Pope Calixtus II decreed that two pilgrimages to St Davids were equivalent to one to Rome. Evidence of the Pilgrims Way can be seen in several places notably the Pilgrims Cross in Nevern Nr Newport a rough cross hewn out of the rock with a very smooth stone underneath, where the pilgrims stopped to pray during their journey. Where they knelt down to pray has been worn smooth.

St Davids is now a thriving tourist destination, other attractions have grown around the Cathedral and Bishops Palace. Art galleries abound and the iconic building Oriel y Parc Gallery which is a Class A landscape gallery, run by the Pembrokeshire Coast National Park in conjunction with National Museum of Wales and often houses the works of Graham Sutherland and has prestigious exhibitions annually.
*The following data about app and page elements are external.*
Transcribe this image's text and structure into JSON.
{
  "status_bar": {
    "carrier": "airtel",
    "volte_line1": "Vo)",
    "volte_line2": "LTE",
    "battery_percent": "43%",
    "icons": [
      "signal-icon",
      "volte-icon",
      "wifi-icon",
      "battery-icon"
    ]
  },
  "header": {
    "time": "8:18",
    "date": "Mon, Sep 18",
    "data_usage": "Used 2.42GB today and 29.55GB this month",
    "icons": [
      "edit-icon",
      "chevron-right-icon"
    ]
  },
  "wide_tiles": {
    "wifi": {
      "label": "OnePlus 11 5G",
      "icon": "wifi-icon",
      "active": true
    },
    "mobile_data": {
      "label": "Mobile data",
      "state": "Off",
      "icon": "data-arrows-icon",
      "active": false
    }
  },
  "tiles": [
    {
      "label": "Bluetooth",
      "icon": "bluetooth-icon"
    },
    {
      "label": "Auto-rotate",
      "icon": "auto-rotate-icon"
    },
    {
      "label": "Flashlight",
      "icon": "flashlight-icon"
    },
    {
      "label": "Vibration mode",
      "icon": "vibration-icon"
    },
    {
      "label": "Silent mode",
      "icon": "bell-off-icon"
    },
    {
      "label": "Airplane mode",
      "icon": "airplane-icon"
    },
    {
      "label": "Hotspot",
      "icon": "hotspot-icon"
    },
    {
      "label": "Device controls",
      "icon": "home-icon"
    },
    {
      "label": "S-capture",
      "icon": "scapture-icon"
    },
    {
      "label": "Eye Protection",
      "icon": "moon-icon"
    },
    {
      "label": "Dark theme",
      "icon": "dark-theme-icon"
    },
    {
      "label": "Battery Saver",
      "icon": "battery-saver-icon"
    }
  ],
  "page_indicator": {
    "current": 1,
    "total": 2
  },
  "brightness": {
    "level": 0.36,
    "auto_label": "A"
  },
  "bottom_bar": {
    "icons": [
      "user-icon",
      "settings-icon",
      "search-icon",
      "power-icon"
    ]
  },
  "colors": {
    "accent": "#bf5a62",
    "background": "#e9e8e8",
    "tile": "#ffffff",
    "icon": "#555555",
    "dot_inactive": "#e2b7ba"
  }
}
There are many excellent walks in the area and the links below are no exception. This is a short walk estimated about an hour, starting from the National Park Car Park at Oriel y Parc, I’m sure it will be longer as you will stop to look at the views, Ramsey Island, St Nons and more. Caerfai (PDF)

Another shorter interesting walk is The St Davids City Walk and the route follows wooded Merry Vale. The small crag above the valley is called Clegyr Boia, an outcrop of very old volcanic rock. It is said to have been a stronghold of St David’s adversary Boia, a Celtic chieftain. David managed to convert Boia’s followers, but not the pagan chief himself. He died a follower of the old faith and it takes you to sites other than the more well-known Cathedral and Bishops Palace. St Davids City (PDF)

If you feel like some fun or fancy eating something a bit different visit:

Dr Beynon’s Bug Farm

Food, farming, research and conservation are all equally important.

This is an attraction with a difference not only can you sample a bug burger or even GFC grub fried chicken.

They also have an educational programme and give lectures and workshops to show how important bugs are in our lives.

The farm supports a herd of Welsh Black cattle and crops such as barley and wheat are grown. There is a wide range of wildlife habitats including wildflower meadows, marshy grassland and heath.

Whitesands Bay

An award winning Blue Flag beach and surfing destination situated outside St Davids and overlooked by Carn Lidi to the north. With a shop, cafe, toilets, seasonal lifeguard and a camp site for tents. No dogs from 1st May to 30th September.

Ramsey Island

RSPB owned Ireland that abounds with breeding seabirds, large breeding colony of grey seals, porpoises and dolphins. If you wish to land on the island you can get there with who operate from Easter to 31 October.

Map showing the location of St Davids

More things to do in Pembrokeshire